Instructions for the task: List all lines of the data that include the string "Locator".
====== Given entries
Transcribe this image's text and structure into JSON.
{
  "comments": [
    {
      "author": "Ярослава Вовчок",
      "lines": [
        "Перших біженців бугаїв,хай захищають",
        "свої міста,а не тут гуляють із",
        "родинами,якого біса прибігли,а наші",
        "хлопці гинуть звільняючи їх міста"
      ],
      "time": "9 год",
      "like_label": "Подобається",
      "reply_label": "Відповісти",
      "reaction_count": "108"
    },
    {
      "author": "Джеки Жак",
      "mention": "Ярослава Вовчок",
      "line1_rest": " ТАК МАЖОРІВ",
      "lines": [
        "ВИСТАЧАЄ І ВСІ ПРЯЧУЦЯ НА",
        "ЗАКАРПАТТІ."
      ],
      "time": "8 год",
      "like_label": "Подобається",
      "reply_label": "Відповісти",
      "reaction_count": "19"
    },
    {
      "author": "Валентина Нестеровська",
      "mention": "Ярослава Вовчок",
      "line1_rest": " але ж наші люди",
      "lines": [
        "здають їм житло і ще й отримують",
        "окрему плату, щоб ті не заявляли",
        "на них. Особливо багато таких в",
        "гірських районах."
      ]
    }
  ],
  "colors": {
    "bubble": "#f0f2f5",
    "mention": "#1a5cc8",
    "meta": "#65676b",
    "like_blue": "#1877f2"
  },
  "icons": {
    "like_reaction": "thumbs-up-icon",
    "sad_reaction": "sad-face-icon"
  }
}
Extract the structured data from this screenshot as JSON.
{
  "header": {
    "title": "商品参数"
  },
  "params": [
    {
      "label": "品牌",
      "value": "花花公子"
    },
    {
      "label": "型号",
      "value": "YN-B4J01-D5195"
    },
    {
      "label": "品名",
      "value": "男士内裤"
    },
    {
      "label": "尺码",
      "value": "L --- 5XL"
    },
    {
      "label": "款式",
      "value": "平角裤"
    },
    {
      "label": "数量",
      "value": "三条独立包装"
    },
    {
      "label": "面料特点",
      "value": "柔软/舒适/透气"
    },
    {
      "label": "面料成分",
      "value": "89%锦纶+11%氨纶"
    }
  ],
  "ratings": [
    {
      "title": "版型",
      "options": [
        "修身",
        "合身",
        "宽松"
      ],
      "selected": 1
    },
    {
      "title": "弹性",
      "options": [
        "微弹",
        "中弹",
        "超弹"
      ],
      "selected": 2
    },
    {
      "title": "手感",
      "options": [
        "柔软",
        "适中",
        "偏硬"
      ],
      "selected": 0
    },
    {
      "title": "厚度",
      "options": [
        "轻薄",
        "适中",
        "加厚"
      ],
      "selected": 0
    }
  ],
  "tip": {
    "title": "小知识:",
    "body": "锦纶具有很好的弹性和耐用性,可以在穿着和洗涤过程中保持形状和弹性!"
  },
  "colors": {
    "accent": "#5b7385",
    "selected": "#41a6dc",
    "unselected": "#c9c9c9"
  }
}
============
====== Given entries
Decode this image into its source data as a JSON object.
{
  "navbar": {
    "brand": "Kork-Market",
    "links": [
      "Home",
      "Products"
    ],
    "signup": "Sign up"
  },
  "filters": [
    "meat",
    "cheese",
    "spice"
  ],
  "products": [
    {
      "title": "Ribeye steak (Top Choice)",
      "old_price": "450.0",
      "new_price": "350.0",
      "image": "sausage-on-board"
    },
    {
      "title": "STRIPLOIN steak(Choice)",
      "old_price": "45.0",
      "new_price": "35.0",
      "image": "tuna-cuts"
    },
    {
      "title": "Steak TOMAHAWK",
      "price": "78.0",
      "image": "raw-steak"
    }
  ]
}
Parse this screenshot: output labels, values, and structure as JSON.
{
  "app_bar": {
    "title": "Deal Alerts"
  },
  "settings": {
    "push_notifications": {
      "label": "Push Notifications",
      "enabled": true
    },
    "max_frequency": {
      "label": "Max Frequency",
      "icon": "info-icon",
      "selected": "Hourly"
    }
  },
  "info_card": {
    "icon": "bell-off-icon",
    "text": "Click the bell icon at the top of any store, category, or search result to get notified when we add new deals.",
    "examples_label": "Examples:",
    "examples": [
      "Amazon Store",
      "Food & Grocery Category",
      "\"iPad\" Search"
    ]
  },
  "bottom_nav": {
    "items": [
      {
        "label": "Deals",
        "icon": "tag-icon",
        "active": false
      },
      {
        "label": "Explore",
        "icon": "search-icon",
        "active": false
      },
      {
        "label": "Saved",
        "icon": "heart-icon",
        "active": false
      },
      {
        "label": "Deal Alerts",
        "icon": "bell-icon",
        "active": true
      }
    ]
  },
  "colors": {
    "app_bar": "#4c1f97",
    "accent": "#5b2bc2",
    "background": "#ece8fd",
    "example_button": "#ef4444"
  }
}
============
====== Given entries
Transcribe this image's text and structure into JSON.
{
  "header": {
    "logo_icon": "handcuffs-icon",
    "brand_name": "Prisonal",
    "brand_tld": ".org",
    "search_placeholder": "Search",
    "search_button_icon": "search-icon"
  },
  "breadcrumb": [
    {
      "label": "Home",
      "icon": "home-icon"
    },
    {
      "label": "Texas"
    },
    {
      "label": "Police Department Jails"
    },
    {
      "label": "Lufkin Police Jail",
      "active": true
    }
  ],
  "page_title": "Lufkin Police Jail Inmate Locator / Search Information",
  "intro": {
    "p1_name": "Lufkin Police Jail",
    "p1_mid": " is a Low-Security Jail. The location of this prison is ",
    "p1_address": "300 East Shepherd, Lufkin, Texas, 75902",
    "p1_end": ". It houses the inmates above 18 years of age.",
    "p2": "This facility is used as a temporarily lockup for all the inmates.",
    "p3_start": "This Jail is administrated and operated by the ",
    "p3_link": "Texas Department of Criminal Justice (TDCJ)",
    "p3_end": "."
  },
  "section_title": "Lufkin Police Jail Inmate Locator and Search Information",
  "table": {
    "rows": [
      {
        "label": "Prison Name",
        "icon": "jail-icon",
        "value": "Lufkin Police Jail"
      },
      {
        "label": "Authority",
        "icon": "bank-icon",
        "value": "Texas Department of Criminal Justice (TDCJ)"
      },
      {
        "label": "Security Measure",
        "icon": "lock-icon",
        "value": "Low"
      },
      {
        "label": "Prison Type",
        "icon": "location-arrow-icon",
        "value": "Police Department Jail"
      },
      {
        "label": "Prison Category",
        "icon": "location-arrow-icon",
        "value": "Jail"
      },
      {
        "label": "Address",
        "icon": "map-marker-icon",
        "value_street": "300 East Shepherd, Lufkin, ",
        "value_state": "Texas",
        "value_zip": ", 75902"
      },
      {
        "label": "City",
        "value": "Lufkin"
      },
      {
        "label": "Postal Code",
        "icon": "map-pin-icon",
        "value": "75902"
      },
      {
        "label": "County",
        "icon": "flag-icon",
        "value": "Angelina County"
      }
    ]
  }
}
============
Exercise solution:
  "page_title": "Lufkin Police Jail Inmate Locator / Search Information",
  "section_title": "Lufkin Police Jail Inmate Locator and Search Information",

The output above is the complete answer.